» Information provided

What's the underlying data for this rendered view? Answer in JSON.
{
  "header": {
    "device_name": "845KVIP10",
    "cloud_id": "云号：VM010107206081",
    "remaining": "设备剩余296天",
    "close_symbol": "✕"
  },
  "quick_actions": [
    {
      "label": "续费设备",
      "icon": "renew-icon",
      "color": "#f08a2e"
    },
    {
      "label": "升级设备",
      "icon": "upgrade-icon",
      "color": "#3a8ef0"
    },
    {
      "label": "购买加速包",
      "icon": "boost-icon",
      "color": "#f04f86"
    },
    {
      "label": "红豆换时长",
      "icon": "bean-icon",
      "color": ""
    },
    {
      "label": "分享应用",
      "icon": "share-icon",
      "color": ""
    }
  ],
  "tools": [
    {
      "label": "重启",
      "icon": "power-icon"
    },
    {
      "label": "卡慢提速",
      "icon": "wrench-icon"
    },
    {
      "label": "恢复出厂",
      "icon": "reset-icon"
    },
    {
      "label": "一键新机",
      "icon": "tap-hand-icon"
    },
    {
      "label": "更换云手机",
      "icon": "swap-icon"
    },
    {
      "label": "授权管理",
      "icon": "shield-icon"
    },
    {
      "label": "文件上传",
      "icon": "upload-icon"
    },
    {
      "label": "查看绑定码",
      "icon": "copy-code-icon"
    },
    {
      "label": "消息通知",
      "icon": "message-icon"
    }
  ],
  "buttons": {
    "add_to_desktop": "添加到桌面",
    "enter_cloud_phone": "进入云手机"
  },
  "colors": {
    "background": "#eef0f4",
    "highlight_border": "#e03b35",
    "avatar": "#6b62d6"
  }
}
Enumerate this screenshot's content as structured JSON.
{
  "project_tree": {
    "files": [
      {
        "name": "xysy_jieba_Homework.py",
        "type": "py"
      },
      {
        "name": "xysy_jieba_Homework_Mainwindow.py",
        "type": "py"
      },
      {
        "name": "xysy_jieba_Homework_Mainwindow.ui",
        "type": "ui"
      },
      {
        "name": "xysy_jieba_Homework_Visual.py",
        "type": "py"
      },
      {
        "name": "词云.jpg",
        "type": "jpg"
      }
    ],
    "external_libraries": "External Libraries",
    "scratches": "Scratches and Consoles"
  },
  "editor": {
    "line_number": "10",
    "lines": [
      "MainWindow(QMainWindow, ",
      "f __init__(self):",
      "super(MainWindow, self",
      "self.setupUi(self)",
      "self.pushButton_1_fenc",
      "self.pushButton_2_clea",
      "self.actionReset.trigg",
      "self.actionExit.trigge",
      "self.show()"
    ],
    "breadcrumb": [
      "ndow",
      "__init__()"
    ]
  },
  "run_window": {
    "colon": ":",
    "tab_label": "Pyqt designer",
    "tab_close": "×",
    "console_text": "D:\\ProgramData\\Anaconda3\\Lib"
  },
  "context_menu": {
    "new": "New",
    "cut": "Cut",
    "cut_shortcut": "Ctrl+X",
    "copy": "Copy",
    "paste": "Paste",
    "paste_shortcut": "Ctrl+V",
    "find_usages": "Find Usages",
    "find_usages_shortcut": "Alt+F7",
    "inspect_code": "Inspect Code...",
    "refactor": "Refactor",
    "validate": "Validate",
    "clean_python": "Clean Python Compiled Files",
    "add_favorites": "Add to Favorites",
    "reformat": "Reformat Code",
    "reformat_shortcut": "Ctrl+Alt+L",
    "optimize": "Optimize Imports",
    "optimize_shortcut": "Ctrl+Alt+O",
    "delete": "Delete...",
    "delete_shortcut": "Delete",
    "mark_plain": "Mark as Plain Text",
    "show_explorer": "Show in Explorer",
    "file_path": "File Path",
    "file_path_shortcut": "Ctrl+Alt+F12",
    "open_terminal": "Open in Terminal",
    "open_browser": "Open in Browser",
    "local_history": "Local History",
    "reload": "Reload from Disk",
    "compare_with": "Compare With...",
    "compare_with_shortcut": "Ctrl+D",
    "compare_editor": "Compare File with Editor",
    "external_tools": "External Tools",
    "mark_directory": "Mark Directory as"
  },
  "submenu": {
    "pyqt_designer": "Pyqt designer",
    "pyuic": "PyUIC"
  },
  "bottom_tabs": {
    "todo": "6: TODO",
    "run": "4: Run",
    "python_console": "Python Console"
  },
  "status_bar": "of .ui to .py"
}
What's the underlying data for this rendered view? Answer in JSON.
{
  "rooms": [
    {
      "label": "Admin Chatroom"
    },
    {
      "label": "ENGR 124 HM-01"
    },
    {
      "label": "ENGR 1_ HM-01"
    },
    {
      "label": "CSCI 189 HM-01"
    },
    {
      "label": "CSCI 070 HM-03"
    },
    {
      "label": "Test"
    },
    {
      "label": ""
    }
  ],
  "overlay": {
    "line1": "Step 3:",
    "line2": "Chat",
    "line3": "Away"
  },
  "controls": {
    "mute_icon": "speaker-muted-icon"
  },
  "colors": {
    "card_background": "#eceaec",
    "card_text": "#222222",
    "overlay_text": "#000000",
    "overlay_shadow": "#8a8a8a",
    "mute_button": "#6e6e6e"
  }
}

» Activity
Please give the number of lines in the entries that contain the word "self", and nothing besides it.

» Exercise answer
8